Performed by four male dancers from physical theatre company Gecko, Institute’s ‘story’ is as shifting and fluid as their deliciously watchable movement – it twists and turns and tangles up like their bodies. We seem to begin in some kind of cartoonishly dystopian office, with absurdly outsized filing cabinets.
Two workers, Martin and Daniel, mutter small talk and professional jargon to each other and to various bosses over the phone, but sudden harsh spotlights lights suggest some sort of totalitarian state, watching, demanding. Not that it’s gloomy – this show manages to evoke the action of office work in a vibrantly entertaining way: the two suited gents leap in unison, or perform Hollywood musical-style interlaced routines with files and folders.
But both seem drawn to those cabinets for more than just finance reports: Daniel opens one and a flickering slide-show of happy memories – but also ambitions – flickers out of it; Martin’s cabinet keeps repeating a date with woman, a stalled marriage proposal. They begin to become obsessed with theses dreams and desires, which take on a troublesome aspect; inventively staged, slickly executed movement sequences show the two men doing battle with very modern anxieties and fears.
Daniel makes flesh the expression tying yourself up in knots over something. He has an ambition to be an architect, which he seems to scupper through wild procrastination (oh too recognisably expressed in increasingly desperate movement). For Martin, it’s love that has him strung up. Self-doubt and self-sabotage are not easy concepts to dance; these two manage it brilliantly.

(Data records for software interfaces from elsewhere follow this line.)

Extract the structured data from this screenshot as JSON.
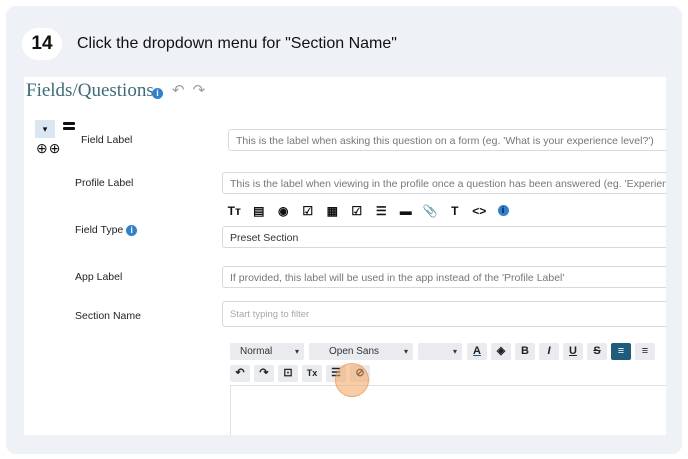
{
  "step": {
    "number": "14",
    "instruction": "Click the dropdown menu for \"Section Name\""
  },
  "section": {
    "title": "Fields/Questions",
    "info_glyph": "i",
    "undo_glyph": "↶",
    "redo_glyph": "↷"
  },
  "row_controls": {
    "caret": "▾",
    "icons": "⊕⊕"
  },
  "fields": {
    "field_label": {
      "label": "Field Label",
      "placeholder": "This is the label when asking this question on a form (eg. 'What is your experience level?')"
    },
    "profile_label": {
      "label": "Profile Label",
      "placeholder": "This is the label when viewing in the profile once a question has been answered (eg. 'Experien"
    },
    "field_type": {
      "label": "Field Type",
      "value": "Preset Section",
      "icons": [
        "Tт",
        "▤",
        "◉",
        "☑",
        "▦",
        "☑",
        "☰",
        "▬",
        "📎",
        "T",
        "<>"
      ]
    },
    "app_label": {
      "label": "App Label",
      "placeholder": "If provided, this label will be used in the app instead of the 'Profile Label'"
    },
    "section_name": {
      "label": "Section Name",
      "placeholder": "Start typing to filter"
    }
  },
  "editor": {
    "paragraph_select": "Normal",
    "font_select": "Open Sans",
    "size_select": "",
    "caret": "▾",
    "buttons_row1": [
      "A",
      "◈",
      "B",
      "I",
      "U",
      "S",
      "≡",
      "≡"
    ],
    "buttons_row2": [
      "↶",
      "↷",
      "⊡",
      "Tx",
      "☰",
      "⊘"
    ]
  },
  "colors": {
    "accent": "#1f5b7a",
    "title": "#3d6b7c",
    "info": "#2f80d1",
    "click_marker": "#f4a460"
  }
}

And gradually, we seem like we’re in quite a different institute: a medical one, signified by pills and screens, and the sense that the men’s compulsions have got out of hand. But the rugs keep being pulled from underneath our feet – for everyone in the institute seems to be sick or psychotic too…
This last development seems a little bit of a cop-out, and the show can be a frustratingly strange creature. But pinning down meaning maybe isn’t what it’s about. The narrative may elude any satisfyingly certainty, and it somewhat overstays its welcome, but the execution marries real panache with utter control; all four performers, lithe and loose-limbed, are superb. The attention to detail extends to all aspects of this beautifully realised production, from the theatrically inventive use of sets springing out of the cabinets to the now-ominous, now-jaunty soundtrack. All in all, it makes for a unique vision.